Advocates on both sides say confusion over whether voter identification and other laws are actually enforced during the November elections could lead to disenfranchisement. Already this year, voters in Wisconsin, Arkansas, North Carolina and elsewhere have left some voters without a ballot. In New York, thousands of voters found their names had been inadvertently scrubbed from the rolls when they tried to cast a ballot in the primary election.
The last-minute litigation is already having an impact in some states. Voters who show up to cast a ballot in Wisconsin’s Aug. 9 primary must provide identification to vote. Those without identification will have to wait until November’s general election, when the affidavit option goes into effect.
Both sides in the fight over voting rights are watching a lawsuit that focuses on Kansas, where Secretary of State Kris Kobach (R) advanced legislation to require voters to show proof of citizenship before registering. A federal judge last month refused to block a decision by the executive director of the federal Election Assistance Commission (EAC) that would change the proof-of-citizenship requirement on a federal voter registration form. That official, Brian Newby, who once worked for Kobach, made the change without seeking public comment.
Similar proof-of-citizenship laws are on the books in Alabama, Georgia and Arizona, though those states are not enforcing the rules. The Justice Department has said in court filings it does not believe the EAC’s changes will withstand a court challenge. The American Civil Liberties Union filed a new suit over proof-of-citizenship rules in Kansas last week; the group says more than 17,000 Kansas voters will be affected.
Democrats have mounted a lawsuit in Arizona, too, where long lines during the presidential primaries left thousands of voters waiting hours to cast their ballot.

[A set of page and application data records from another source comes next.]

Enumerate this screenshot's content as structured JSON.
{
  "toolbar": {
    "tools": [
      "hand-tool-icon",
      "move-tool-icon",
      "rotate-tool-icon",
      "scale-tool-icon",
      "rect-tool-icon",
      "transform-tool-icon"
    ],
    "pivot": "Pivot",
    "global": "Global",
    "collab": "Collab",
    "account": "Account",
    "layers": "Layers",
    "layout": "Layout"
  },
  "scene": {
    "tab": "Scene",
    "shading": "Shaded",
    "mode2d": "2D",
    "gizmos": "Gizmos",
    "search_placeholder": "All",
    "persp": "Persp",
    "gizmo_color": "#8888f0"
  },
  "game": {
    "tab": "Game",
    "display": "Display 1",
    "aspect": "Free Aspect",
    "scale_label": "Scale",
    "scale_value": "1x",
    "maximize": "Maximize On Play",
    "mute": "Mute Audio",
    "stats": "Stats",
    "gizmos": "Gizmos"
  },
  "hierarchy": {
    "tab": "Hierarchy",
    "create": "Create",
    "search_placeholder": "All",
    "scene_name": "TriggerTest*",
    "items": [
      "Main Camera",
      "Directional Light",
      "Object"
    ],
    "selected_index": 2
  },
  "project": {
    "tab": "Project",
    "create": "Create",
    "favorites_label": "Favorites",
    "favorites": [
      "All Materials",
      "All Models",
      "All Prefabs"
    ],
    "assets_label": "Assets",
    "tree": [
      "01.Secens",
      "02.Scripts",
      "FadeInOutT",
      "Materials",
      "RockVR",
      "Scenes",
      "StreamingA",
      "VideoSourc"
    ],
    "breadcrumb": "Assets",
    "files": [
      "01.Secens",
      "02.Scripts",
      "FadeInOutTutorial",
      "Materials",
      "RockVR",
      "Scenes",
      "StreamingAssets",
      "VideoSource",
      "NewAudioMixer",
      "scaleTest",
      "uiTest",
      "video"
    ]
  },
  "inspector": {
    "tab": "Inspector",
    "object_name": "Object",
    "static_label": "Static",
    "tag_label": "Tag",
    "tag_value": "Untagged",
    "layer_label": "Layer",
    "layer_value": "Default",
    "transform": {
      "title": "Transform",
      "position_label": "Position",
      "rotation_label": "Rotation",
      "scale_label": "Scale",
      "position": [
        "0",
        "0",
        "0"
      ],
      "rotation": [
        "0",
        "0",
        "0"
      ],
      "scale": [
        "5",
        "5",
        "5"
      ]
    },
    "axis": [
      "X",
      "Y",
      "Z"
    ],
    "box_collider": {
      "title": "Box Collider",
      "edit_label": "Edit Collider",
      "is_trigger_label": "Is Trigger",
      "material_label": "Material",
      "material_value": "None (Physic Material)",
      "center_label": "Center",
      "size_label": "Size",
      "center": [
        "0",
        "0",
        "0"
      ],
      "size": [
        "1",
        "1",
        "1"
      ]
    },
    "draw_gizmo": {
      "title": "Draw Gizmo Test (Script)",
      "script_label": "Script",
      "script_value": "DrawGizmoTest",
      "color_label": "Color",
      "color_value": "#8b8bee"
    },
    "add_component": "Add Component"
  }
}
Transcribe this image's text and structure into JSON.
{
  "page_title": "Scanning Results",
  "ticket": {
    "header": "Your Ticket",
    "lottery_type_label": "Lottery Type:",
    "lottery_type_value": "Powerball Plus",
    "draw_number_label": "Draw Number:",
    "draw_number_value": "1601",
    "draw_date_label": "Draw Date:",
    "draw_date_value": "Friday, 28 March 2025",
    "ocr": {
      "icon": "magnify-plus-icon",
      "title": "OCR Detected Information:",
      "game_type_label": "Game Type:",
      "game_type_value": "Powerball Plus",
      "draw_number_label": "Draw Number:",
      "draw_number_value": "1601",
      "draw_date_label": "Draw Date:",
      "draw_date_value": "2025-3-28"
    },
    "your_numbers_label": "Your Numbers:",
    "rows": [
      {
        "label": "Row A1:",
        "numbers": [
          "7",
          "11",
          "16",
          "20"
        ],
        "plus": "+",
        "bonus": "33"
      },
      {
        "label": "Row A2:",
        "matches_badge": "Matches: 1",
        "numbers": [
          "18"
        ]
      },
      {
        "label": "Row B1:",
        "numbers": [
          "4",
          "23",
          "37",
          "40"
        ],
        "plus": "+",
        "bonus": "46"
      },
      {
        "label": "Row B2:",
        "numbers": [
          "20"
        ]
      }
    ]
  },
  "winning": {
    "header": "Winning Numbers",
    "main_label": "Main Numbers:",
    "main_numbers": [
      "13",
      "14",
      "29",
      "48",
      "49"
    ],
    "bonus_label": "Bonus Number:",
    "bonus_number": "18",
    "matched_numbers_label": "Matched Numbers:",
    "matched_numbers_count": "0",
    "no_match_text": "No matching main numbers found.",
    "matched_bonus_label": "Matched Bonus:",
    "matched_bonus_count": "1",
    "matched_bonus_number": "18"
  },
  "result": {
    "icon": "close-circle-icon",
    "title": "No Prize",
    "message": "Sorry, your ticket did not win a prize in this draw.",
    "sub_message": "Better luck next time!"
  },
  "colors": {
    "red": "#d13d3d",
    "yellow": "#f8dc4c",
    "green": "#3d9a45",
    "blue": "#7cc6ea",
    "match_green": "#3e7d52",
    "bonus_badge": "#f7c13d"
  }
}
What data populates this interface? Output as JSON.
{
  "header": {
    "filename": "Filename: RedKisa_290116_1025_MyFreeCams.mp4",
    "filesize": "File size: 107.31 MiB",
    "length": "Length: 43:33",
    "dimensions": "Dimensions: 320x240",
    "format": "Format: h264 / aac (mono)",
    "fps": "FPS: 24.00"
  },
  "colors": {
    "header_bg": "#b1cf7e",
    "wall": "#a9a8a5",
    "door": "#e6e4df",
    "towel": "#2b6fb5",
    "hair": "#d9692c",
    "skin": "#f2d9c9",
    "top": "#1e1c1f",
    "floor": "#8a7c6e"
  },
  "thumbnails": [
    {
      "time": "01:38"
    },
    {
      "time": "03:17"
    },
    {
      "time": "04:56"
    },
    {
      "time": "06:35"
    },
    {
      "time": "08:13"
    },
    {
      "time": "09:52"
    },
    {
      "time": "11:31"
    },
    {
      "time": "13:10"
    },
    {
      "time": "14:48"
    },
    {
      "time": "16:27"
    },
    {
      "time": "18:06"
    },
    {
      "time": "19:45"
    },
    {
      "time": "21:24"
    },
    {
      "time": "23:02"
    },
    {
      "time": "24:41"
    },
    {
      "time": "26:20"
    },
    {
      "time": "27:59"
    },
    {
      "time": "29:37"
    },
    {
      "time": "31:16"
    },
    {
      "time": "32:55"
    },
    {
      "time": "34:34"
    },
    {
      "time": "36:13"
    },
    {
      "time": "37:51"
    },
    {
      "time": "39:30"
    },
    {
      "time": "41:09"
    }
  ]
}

Maricopa elections officials have apologized for what they called “horrendous mistakes” in cutting the number of voting locations by 85 percent; polling places in African-American, Hispanic and Native American communities were most likely to be shuttered, Democrats say.
Many of the cases before federal courts are being overseen by one lawyer in particular: Marc Elias, an election law expert at Perkins Coie who is general counsel to Hillary Clinton’s (D) presidential campaign. Elias brought suits challenging laws on the books in Ohio, Wisconsin, Virginia and North Carolina — all swing states where Clinton’s campaign will compete this November. Elias is also spearheading the suit over voter access in Arizona.
Another close Clinton ally, Virginia Gov. Terry McAuliffe (D), is doing his part to grant access to the polls for thousands of voters. Virginia’s state Supreme Court ruled this month that McAuliffe did not have the authority to restore en masse voting rights to more than 200,000 convicted felons who have served their time. The court ordered state elections commissioner Edgardo Cortes to cancel registrations from the 13,000 felons who had signed up to vote in the three months since McAuliffe issued the order.
McAuliffe said he would restore voting rights on an individual basis, even if he has to personally sign all 200,000 orders himself.
There have been few instances of documented voter fraud in recent years. But civil rights advocates see a more sinister motive behind the laws currently before the courts.
“Whether any of these laws will affect the outcome of elections is hard to say,” Hasan said. “The primary question is whether the states have any good reasons to burden voters’ rights and to make it harder to register and vote. The dignity and right of each voter is at stake.”